Kolja Reichert spoke last, before the extremely abbreviated discussion and Q and A session. He opened his remarks bluntly: “Art criticism has become a pathetic thing,” he declared. As the panel was already well over time, I should have left then, sated with the most direct judgement yet offered. But I waited and heard him unravel a gossipy tale of his decision to publish remarks made to him in confidence by performance artist Marina Abramovic, in which she claimed American hip-hop star Jay Z had deceived her by offering and then failing to make a large donation to the Marina Abramovic Institute in exchange for appearing in his music video for “Picasso Baby,” filmed in Pace Gallery in New York and based on her performance “The Artist is Present.” The conclusion of the feud—Jay Z produced a receipt for his donation and Abramovic apologized—is far less interesting than the fact that the story, among the most amplified in and outside the art world last year, had nothing to do with art criticism, but as Tully had said earlier, revolved around money, fame and gossip.

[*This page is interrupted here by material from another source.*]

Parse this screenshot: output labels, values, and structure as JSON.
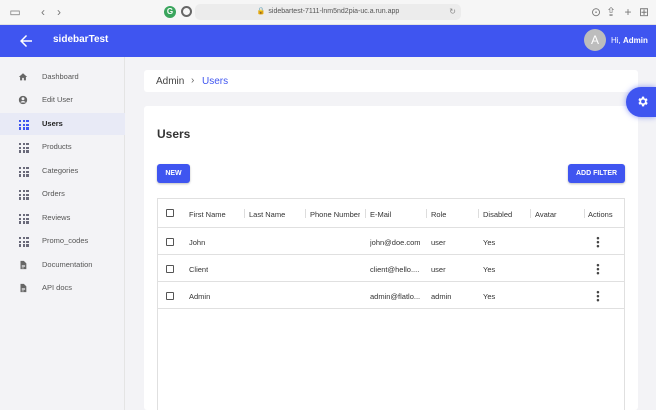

The ensuing discussion melted into a pool of these legitimate, but ultimately tired observations and complaints about the failures of art criticism to adequately contend with the market’s dominance in the art world. At one point, Reichert mused that an ideal model of investigative art journalism could be easily achieved by convincing a few wealthy collectors to pitch in on a truly independent project, one that did not subsist on advertising and positive coverage for its circulation and revenue. The proposition struck me as especially bizarre in its misdiagnosis of the root cause of art criticism’s ills: the galleries and the museums, so often blamed for the nepotism and corruption that plagues the art world, do not weild its true power. Behind them are the mega-collectors whose wealth flows through every vein and artery of the system, at once pumping it with life and circulating its pathogens.
Elliot J. Reichert is a Chicago-based curator, critic, and editor. He is a currently Curator of Contemporary Art at the Eskenazi Museum of Art, Indiana Unversity, and Hatch Projects Curatorial Resident at the Chicago Artist Coalition. Formerly, he was Art Editor of Newcity and Assistant Curator at the Block Museum of Art, Northwestern University. His writing has been published in The Brooklyn Rail, the Journal of Visual Culture, and Newcity.